    movie S5. Mimosa Origami assembly of the Janus bilayer strips on a superhydrophobic PS-PDMS substrate.

    movie S6. Modular microfluidics: Janus-based Mimosa Origami strips with double-ended bulbs on a superhydrophobic PS-PDMS substrate showing in-channel droplet mixing.

    movie S7. Modular microfluidics: Janus-based Mimosa Origami strips with double-ended bulbs, with a central bulb on a superhydrophobic PS-PDMS substrate, showing in-bulb droplet mixing.

    movie S8. Modular microfluidics: Janus-based Mimosa Origami strips at a T-junction, showcasing double-ended split for potential in multichannel capabilities.

    movie S9. Cyclic insertion and removal of water from an as-assembled microfluidics channel, showcasing suitability toward pump-aided microfluidic designs.

    References (3744)

  • Supplementary Materials

    This PDF file includes:

    • Supplementary Text
    • Supplementary Calculations
    • Supplementary Material Data
    • Supplementary Equations
    • fig. S1. Synthesis of nanostructured Janus bilayer by sequential electrospinning.
    • fig. S2. SA analysis of the superhydrophobic layers.
    • fig. S3. Morphological characterization (SEM) of the supporting and sacrificial layers.
    • fig. S4. Hemiwicking superhydrophilic nature of the PCL layer.
    • fig. S5. Separation of the Janus bilayer from the PVP protective layer.
    • fig. S6. Static self-assembly of Janus bilayers.
    • fig. S7. Janus bilayer and PCL monolayer response on hydrophilic (paper) substrates.
    • fig. S8. Qualitative wetting characterization of 2- and 3-mm strips of Janus bilayer and PCL monolayer on a hydrophilic paperboard.
    • fig. S9. Enlarged images of initial Janus bilayer folding.
    • fig. S10. Representative thermodynamic states of the Janus bilayer during self-assembly.
    • fig. S11. Response of the PVC side of the Janus bilayer to water.
    • fig. S12. Mimosa Origami of a 2-mm strip of Janus bilayer and PCL monolayer on the PDMS-PS substrates.
    • fig. S13. Decreasing stimulus propagation rate for a 2-mm-wide strip and a stimulus droplet size of 40 μl.
    • table. S1. Width-to-diameter ratios of Mimosa Origami–assembled microchannels.
    • table. S2. Material properties of Janus bilayers.
    • Legends for movies S1 to S9
    • References (3744)

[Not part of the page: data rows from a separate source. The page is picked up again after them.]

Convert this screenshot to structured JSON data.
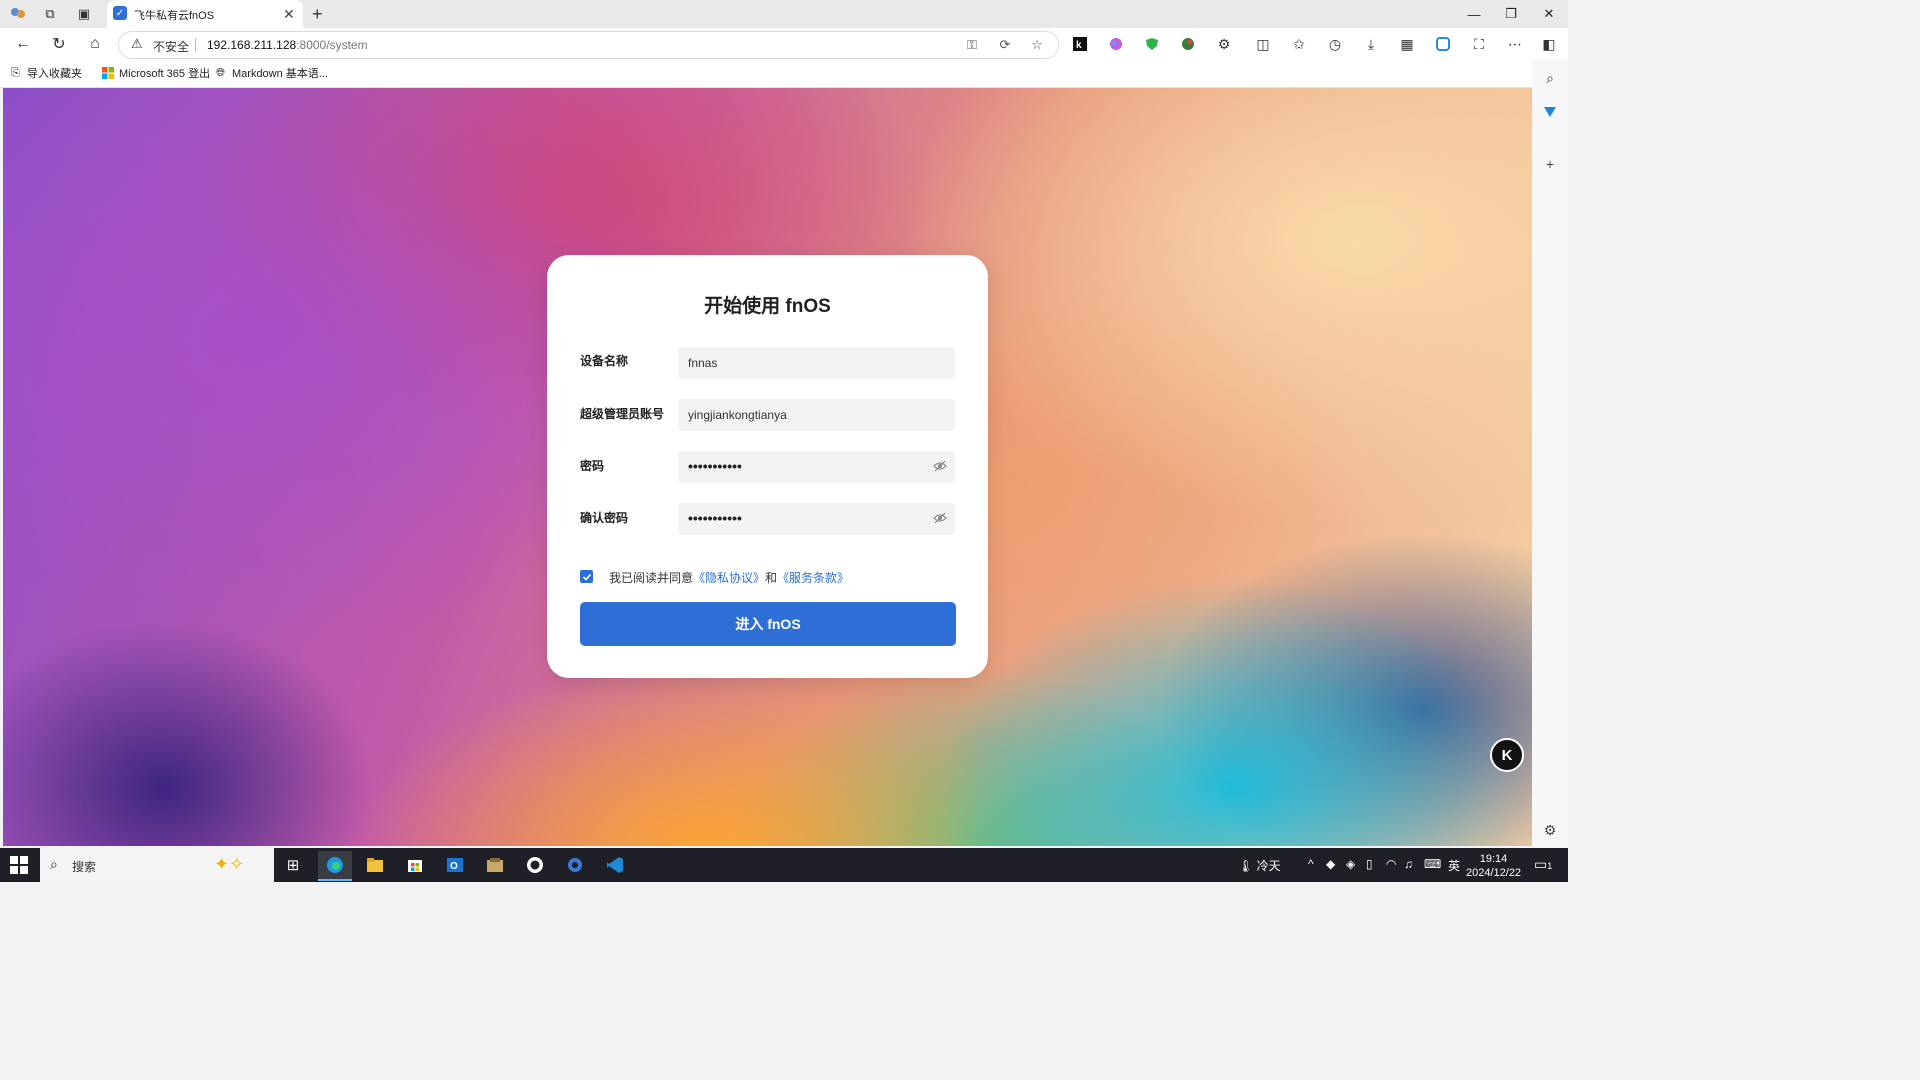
{
  "browser": {
    "tab_title": "飞牛私有云fnOS",
    "tab_favicon": "fnOS logo",
    "insecure_label": "不安全",
    "url_host": "192.168.211.128",
    "url_path": ":8000/system"
  },
  "bookmarks": [
    {
      "label": "导入收藏夹",
      "icon": "import-favorites-icon"
    },
    {
      "label": "Microsoft 365 登出",
      "icon": "microsoft-logo-icon"
    },
    {
      "label": "Markdown 基本语...",
      "icon": "globe-icon"
    }
  ],
  "card": {
    "title": "开始使用 fnOS",
    "fields": [
      {
        "label": "设备名称",
        "value": "fnnas"
      },
      {
        "label": "超级管理员账号",
        "value": "yingjiankongtianya"
      },
      {
        "label": "密码",
        "value": "•••••••••••"
      },
      {
        "label": "确认密码",
        "value": "•••••••••••"
      }
    ],
    "agree_prefix": "我已阅读并同意",
    "privacy_link": "《隐私协议》",
    "agree_and": "和",
    "terms_link": "《服务条款》",
    "agree_checked": true,
    "submit_label": "进入 fnOS"
  },
  "floating_badge": "K",
  "taskbar": {
    "search_placeholder": "搜索",
    "weather": "冷天",
    "ime": "英",
    "time": "19:14",
    "date": "2024/12/22",
    "notification_count": "1"
  },
  "colors": {
    "primary": "#2d6fd6",
    "card_bg": "#ffffff",
    "input_bg": "#f2f3f5",
    "taskbar_bg": "#1f2027"
  }
}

    Download PDF

    Other Supplementary Material for this manuscript includes the following:

    • movie S1 (.mp4 format). Static self-assembling properties of circular-shaped Janus bilayer demonstrating artificial tropism in response to a microdroplet.
    • movie S2 (.mp4 format). Mimosa Origami assembly of the Janus bilayer strips on a superhydrophobic PS-PDMS substrate.
    • movie S3 (.mp4 format). Mimosa Origami assembly of the Janus bilayer strips performing double right-angle turns on a superhydrophobic PS-PDMS substrate.
    • movie S4 (.mp4 format). Mimosa Origami assembly of the Janus bilayer strips performing longer and tighter double right-angle turns on a superhydrophobic PS-PDMS substrate.
    • movie S5 (.mp4 format). Mimosa Origami assembly of the Janus bilayer strips on a superhydrophobic PS-PDMS substrate.
    • movie S6 (.mp4 format). Modular microfluidics: Janus-based Mimosa Origami strips with double-ended bulbs on a superhydrophobic PS-PDMS substrate showing in-channel droplet mixing.
    • movie S7 (.mp4 format). Modular microfluidics: Janus-based Mimosa Origami strips with double-ended bulbs, with a central bulb on a superhydrophobic PS-PDMS substrate, showing in-bulb droplet mixing.
    • movie S8 (.mp4 format). Modular microfluidics: Janus-based Mimosa Origami strips at a T-junction, showcasing double-ended split for potential in multichannel capabilities.
    • movie S9 (.mp4 format). Cyclic insertion and removal of water from an as-assembled microfluidics channel, showcasing suitability toward pump-aided microfluidic designs.

    Files in this Data Supplement:

Stay Connected to Science Advances

Navigate This Article